Dr. Bill Batchelor, Professor
Texas A&M University
Phone: 979-845-1304
Fax: 979-862-1542


Dr. Bill Batchelor is a Professor and Holder of the R.P. Gregory ’32 Chair in the Zachry Department of Civil Engineering at Texas A&M University. He earned bachelors and masters degrees from Rice University (1971, 1974) and a doctorate from Cornell University (1976). He has been employed as an assistant, associate and full professor at Texas A&M University since 1976 while being active as a teacher and researcher in environmental engineering. His major research focus has been on developing innovative treatment methods for water, wastewater and hazardous wastes (http://batchelor.tamu.edu/bill/research.htm). These processes include development of advanced reduction processes for oxidized contaminants, use of novel adsorbent/reactants for removal of mercury, arsenic and selenium; the ultra-high lime and ultra-high lime with aluminum processes for removal of scalants from recycled cooling water and desalination brines; abiotic dechlorination with iron compounds in natural and engineered systems; degradative solidification/stabilization for containment and destruction of halogenated organics; reduction of oxidized contaminants with titanium electrodes; and autotrophic denitrification with elemental sulfur.

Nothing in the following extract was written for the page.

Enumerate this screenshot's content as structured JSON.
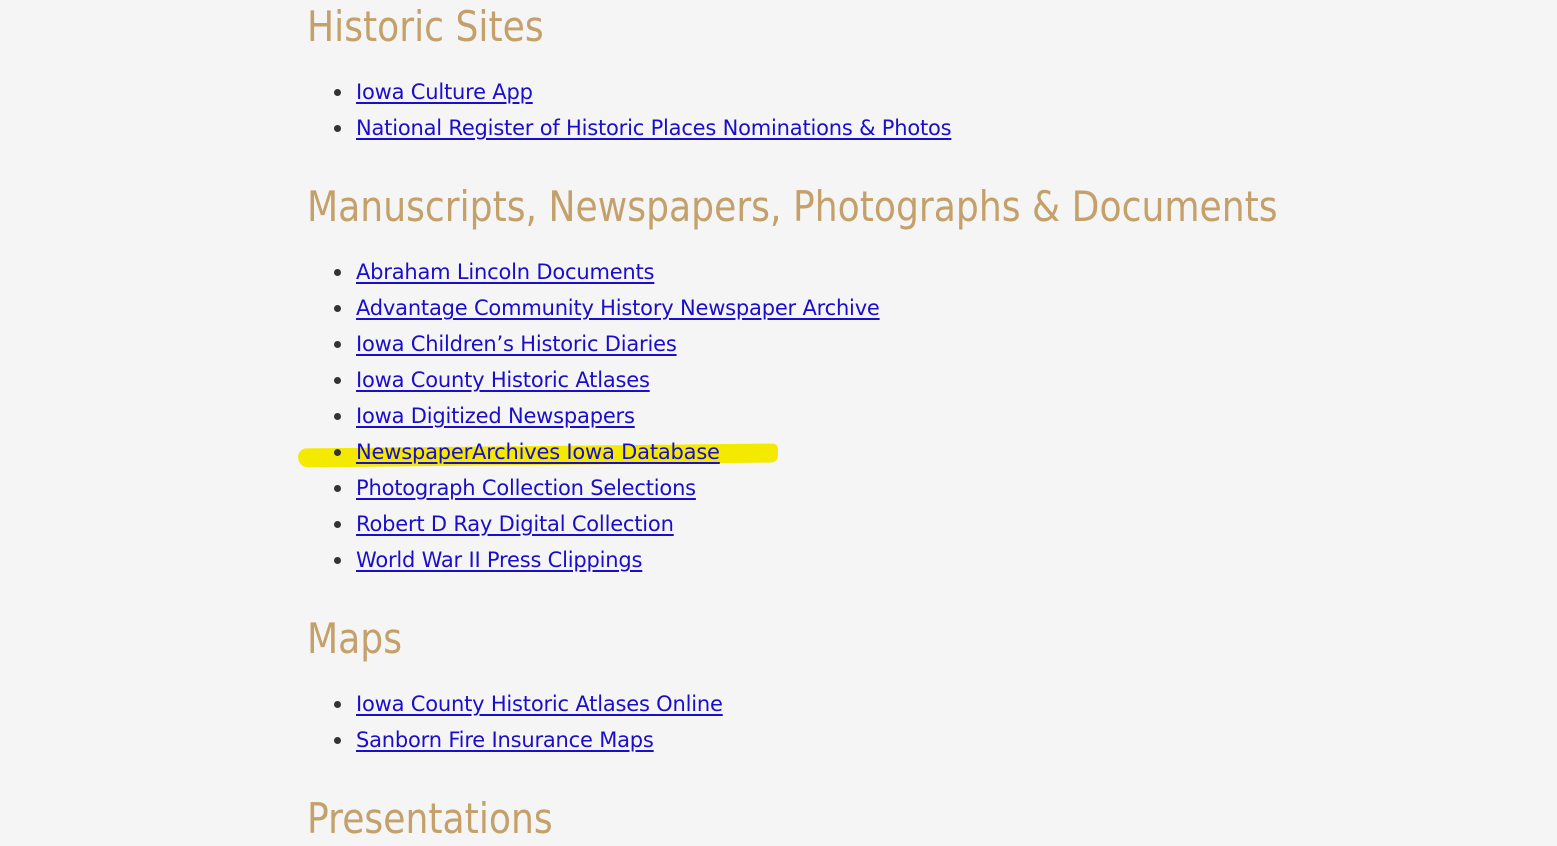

He has published over seventy-five articles in refereed journals as well as many other publications in books and proceedings (http://batchelor.tamu.edu/bill/publications.htm). His research incorporates both experimental and modeling activities and is integrated with graduate and undergraduate education. He has held the Arthur McFarland Professorship and the R.P. Gregory ’32 Chair and has been recognized for outstanding teaching and research by the Zachry Department of Civil Engineering, the Dwight Look College of Engineering, the Texas Engineering Experiment Station, the Water Pollution Control Federation, and the Association of Environmental Engineering Professors.

2012 Growing Texas Conference

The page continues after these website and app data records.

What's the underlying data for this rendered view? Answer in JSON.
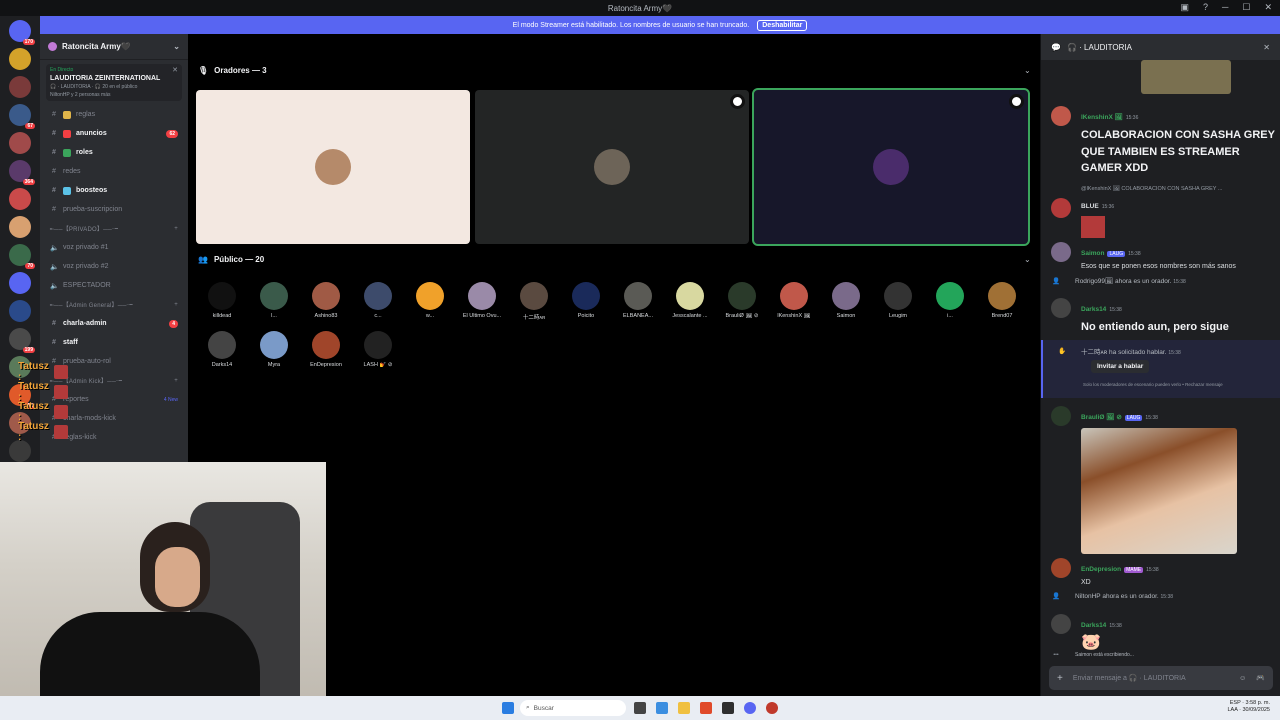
{
  "titlebar": {
    "title": "Ratoncita Army🖤"
  },
  "streamer_banner": {
    "text": "El modo Streamer está habilitado. Los nombres de usuario se han truncado.",
    "button": "Deshabilitar"
  },
  "guild_badges": [
    "170",
    "",
    "",
    "67",
    "",
    "364",
    "",
    "",
    "70",
    "",
    "",
    "199",
    "",
    "19",
    "",
    ""
  ],
  "server": {
    "name": "Ratoncita Army🖤",
    "live_label": "En Directo",
    "stage_title": "LAUDITORIA ZEINTERNATIONAL",
    "stage_sub": "🎧 · LAUDITORIA · 🎧 20 en el público",
    "stage_people": "NiltonHP y 2 personas más"
  },
  "channels": [
    {
      "name": "reglas",
      "bright": false,
      "color": "#e0b54a",
      "count": ""
    },
    {
      "name": "anuncios",
      "bright": true,
      "color": "#f23f43",
      "count": "62"
    },
    {
      "name": "roles",
      "bright": true,
      "color": "#3ba55c",
      "count": ""
    },
    {
      "name": "redes",
      "bright": false,
      "color": "",
      "count": ""
    },
    {
      "name": "boosteos",
      "bright": true,
      "color": "#5bc2e7",
      "count": ""
    },
    {
      "name": "prueba-suscripcion",
      "bright": false,
      "color": "",
      "count": ""
    }
  ],
  "cat_privado": "╾──【PRIVADO】──╼",
  "voice_channels": [
    {
      "name": "voz privado #1"
    },
    {
      "name": "voz privado #2"
    },
    {
      "name": "ESPECTADOR"
    }
  ],
  "cat_admin": "╾──【Admin General】──╼",
  "admin_channels": [
    {
      "name": "charla-admin",
      "bright": true,
      "count": "4"
    },
    {
      "name": "staff",
      "bright": true,
      "count": ""
    },
    {
      "name": "prueba-auto-rol",
      "bright": false,
      "count": ""
    }
  ],
  "cat_kick": "╾──【Admin Kick】──╼",
  "kick_channels": [
    {
      "name": "reportes",
      "tag": "4 New"
    },
    {
      "name": "charla-mods-kick",
      "tag": ""
    },
    {
      "name": "reglas-kick",
      "tag": ""
    }
  ],
  "overlay_names": [
    "Tatusz :",
    "Tatusz :",
    "Tatusz :",
    "Tatusz :"
  ],
  "stage": {
    "speakers_header": "Oradores — 3",
    "audience_header": "Público — 20",
    "speaker_tiles": [
      {
        "bg": "#f3e8e1",
        "avatar": "#b58a6a",
        "highlight": false,
        "pinned": false
      },
      {
        "bg": "#232525",
        "avatar": "#6d6458",
        "highlight": false,
        "pinned": true
      },
      {
        "bg": "#17172a",
        "avatar": "#4a2c6b",
        "highlight": true,
        "pinned": true
      }
    ],
    "audience": [
      {
        "name": "killdead",
        "color": "#111111"
      },
      {
        "name": "l...",
        "color": "#3a5a4a"
      },
      {
        "name": "Ashino83",
        "color": "#a05a45"
      },
      {
        "name": "c...",
        "color": "#3d4b6b"
      },
      {
        "name": "w...",
        "color": "#f0a12a"
      },
      {
        "name": "El Ultimo Ovu...",
        "color": "#9a8aa8"
      },
      {
        "name": "十二時ᴀʀ",
        "color": "#5a4a40"
      },
      {
        "name": "Poicito",
        "color": "#1a2a5a"
      },
      {
        "name": "ELBANEA...",
        "color": "#5a5a55"
      },
      {
        "name": "Jesscalante ...",
        "color": "#d8d8a0"
      },
      {
        "name": "BrauliØ 🖼 ⊘",
        "color": "#2a3a2a"
      },
      {
        "name": "lKenshinX 🖼",
        "color": "#c0584a"
      },
      {
        "name": "Saimon",
        "color": "#7a6a8a"
      },
      {
        "name": "Leugim",
        "color": "#333333"
      },
      {
        "name": "i...",
        "color": "#23a55a"
      },
      {
        "name": "Brend07",
        "color": "#a07035"
      },
      {
        "name": "Darks14",
        "color": "#444444"
      },
      {
        "name": "Myra",
        "color": "#7a9ac8"
      },
      {
        "name": "EnDepresion",
        "color": "#a0452a"
      },
      {
        "name": "LASH 💅 ⊘",
        "color": "#222222"
      }
    ]
  },
  "chat": {
    "header": "🎧 · LAUDITORIA",
    "messages": [
      {
        "name": "lKenshinX 🖼",
        "color": "#3ba55c",
        "time": "15:36",
        "text": "COLABORACION CON SASHA GREY QUE TAMBIEN ES STREAMER GAMER XDD",
        "big": true,
        "avatar": "#c0584a"
      },
      {
        "name": "BLUE",
        "color": "#dbdee1",
        "time": "15:36",
        "reply": "@lKenshinX 🖼 COLABORACION CON SASHA GREY ...",
        "text": "",
        "big": false,
        "avatar": "#b33a3a"
      },
      {
        "name": "Saimon",
        "color": "#3ba55c",
        "time": "15:38",
        "tag": "LAUG",
        "text": "Esos que se ponen esos nombres son más sanos",
        "big": false,
        "avatar": "#7a6a8a"
      },
      {
        "name": "Darks14",
        "color": "#3ba55c",
        "time": "15:38",
        "text": "No entiendo aun, pero sigue",
        "big": true,
        "avatar": "#444444"
      },
      {
        "name": "BrauliØ 🖼 ⊘",
        "color": "#3ba55c",
        "time": "15:38",
        "tag": "LAUG",
        "text": "",
        "big": false,
        "avatar": "#2a3a2a"
      },
      {
        "name": "EnDepresion",
        "color": "#3ba55c",
        "time": "15:38",
        "tag": "MAME",
        "text": "XD",
        "big": false,
        "avatar": "#a0452a"
      },
      {
        "name": "Darks14",
        "color": "#3ba55c",
        "time": "15:38",
        "text": "🐷",
        "big": false,
        "avatar": "#444444"
      }
    ],
    "sys_orador": "Rodrigo99🖼 ahora es un orador.",
    "sys_orador_time": "15:38",
    "request_text": "十二時ᴀʀ ha solicitado hablar.",
    "request_time": "15:38",
    "invite_button": "Invitar a hablar",
    "request_note": "Solo los moderadores de escenario pueden verlo • Rechazar mensaje",
    "sys_nilton": "NiltonHP ahora es un orador.",
    "sys_nilton_time": "15:38",
    "typing": "Saimon está escribiendo...",
    "input_placeholder": "Enviar mensaje a 🎧 · LAUDITORIA"
  },
  "taskbar": {
    "search": "Buscar",
    "lang": "ESP",
    "lang2": "LAA",
    "time": "3:58 p. m.",
    "date": "30/09/2025"
  }
}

October 3: Texas Water Panel, Technological Challenges and Opportunities

Texas faces major challenges in providing economically-priced water in sufficient quantity to support a growing population and economy. No single approach will meet this challenge, so a variety of different methods will be employed. Successful applications of many these strategies require application of appropriate technologies, some of which are not currently available. This presentation will discuss a number of strategies including developing new supplies, improving use efficiency of existing supplies and conservation. In each case, a discussion will be presented of the roles of technologies such as water treatment, system optimization, and water quality monitoring and modeling. Some research in these areas on campus will be highlighted.